A continued spike in the number of confirmed influenza cases this year confirms that Queensland’s flu season has hit with a vengeance.

Doctor Christopher Coulter, Medical Advisor for Infectious Diseases Communicable Diseases Branch, said the latest figures were the best reminder yet to practise regular and thorough hand washing, good cough etiquette and to get your flu vaccination.

“For those who haven’t had a flu vaccination this year, it’s not too late they should make booking an appointment a priority,” Dr Coulter said.

“This year’s vaccine protects against two ‘A’ and two ‘B’ strains of flu which have been the most prevalent around the world this year.

“For some people in high-risk categories, influenza can be deadly so it’s crucial we all play our part to help stop it spreading and reduce its effects on the community,” he said.

The ‘Statewide Weekly Influenza Surveillance Report’ is available online.

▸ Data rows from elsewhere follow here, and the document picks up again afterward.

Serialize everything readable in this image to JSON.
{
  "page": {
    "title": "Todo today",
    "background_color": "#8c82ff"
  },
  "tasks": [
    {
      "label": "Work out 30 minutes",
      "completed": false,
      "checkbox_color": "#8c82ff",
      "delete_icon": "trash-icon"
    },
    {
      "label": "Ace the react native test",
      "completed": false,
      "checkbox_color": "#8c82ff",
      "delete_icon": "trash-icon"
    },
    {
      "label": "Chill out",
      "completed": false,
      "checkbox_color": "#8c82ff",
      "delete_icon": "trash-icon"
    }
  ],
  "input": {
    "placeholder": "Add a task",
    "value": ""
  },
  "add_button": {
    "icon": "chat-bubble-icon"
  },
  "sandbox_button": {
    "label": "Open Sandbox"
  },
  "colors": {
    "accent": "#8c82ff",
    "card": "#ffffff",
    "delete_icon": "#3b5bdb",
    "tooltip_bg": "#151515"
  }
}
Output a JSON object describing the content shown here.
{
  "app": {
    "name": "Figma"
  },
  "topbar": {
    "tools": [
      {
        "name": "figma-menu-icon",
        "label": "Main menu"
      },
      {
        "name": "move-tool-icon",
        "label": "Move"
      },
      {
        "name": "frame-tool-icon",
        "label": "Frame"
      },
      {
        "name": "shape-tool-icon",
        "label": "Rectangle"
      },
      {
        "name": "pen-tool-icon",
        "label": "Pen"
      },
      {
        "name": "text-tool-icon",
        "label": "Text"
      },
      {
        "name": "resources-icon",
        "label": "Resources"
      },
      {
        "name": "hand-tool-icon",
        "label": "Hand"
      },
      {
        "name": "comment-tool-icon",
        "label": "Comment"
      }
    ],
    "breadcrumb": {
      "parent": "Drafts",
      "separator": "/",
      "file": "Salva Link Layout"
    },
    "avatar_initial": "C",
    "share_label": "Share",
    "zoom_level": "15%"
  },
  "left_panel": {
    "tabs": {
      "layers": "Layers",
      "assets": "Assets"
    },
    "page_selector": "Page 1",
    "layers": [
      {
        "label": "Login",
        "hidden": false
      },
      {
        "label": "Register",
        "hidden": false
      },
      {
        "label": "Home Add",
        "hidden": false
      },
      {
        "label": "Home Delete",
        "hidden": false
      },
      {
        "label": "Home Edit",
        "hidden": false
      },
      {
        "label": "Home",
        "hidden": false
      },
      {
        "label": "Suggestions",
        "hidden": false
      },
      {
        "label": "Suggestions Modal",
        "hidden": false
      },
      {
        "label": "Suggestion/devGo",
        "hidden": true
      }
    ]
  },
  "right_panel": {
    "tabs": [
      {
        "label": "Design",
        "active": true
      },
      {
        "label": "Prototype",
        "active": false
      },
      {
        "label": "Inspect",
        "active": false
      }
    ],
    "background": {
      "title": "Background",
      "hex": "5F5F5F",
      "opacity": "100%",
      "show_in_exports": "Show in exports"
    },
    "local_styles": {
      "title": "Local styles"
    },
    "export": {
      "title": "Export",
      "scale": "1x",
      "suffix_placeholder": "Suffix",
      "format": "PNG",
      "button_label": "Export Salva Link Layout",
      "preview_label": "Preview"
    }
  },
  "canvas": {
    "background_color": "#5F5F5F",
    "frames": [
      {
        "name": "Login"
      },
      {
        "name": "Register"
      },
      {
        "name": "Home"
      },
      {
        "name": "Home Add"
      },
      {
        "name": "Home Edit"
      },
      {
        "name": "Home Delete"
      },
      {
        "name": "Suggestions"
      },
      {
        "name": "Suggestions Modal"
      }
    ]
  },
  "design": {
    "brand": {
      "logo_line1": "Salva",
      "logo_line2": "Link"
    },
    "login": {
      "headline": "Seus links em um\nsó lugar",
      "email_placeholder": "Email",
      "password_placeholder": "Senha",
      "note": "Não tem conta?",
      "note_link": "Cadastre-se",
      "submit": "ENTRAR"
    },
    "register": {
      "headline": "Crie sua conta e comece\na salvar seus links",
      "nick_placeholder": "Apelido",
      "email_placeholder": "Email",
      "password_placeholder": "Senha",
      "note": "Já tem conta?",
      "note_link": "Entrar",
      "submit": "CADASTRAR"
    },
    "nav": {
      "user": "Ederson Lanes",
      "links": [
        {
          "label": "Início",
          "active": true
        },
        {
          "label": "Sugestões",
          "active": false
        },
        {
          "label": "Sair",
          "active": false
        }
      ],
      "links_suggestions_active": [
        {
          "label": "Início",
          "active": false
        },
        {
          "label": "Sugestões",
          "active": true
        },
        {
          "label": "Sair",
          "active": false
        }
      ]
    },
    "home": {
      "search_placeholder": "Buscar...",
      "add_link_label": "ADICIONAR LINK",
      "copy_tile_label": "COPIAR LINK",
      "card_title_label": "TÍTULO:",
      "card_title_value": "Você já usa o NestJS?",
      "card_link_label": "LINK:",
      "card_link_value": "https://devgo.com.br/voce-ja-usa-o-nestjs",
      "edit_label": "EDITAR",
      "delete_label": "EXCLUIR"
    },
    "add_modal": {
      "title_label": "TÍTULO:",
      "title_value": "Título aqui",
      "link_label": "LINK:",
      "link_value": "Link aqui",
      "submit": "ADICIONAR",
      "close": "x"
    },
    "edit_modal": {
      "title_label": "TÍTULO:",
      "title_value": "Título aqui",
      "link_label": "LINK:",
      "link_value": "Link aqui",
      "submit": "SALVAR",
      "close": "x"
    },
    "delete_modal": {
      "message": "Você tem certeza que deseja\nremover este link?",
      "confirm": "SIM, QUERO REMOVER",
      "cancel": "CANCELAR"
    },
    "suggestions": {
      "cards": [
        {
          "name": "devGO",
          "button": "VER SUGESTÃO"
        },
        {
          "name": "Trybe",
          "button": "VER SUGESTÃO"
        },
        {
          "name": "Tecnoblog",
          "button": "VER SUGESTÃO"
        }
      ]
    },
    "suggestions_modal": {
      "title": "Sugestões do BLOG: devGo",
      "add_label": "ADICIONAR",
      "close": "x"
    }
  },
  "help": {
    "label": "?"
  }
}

This report outlines comparative weekly flu data back to 2012, with this week’s figure being the highest weekly total during that reporting period.


  • So far this year, there have been 19,216 flu notifications
  • In 2017 so far, about 76 per cent (14,688) of notifications were typed as influenza A and the remaining 24 per cent (4,528) were influenza B.
  • So far this year, we’ve seen 2,145 public hospital admissions across the state for influenza, and 222 of those required intensive care.

Remember to practise good hygiene.

  • Stay home when you’re sick, cover your nose and mouth when sneezing and coughing and wash your hands regularly and thoroughly.
  • Combined with vaccination, these simply steps can reduce the likelihood of spreading the flu and combat the rise in flu notifications.

Queenslanders eligible for the government-funded influenza vaccine can access it from their doctor or immunisation provider.

Those eligible for the funded vaccine are:

  • pregnant women during any stage of pregnancy
  • persons 65 years of age or older
  • Aboriginal and/or Torres Strait Islander children aged 6 months to 5 years
  • Aboriginal and/or Torres Strait Islander people 15 years of age or older
  • People six months of age or older who have certain medical conditions which increase the risk of influenza disease complications.

All other Queenslanders can obtain the influenza vaccination from their doctor, immunisation provider or some community pharmacies.

For more details, phone 13 HEALTH, your GP or immunisation provider.

Media contact: +61 7 3708 5376

Last updated: 15 August 2017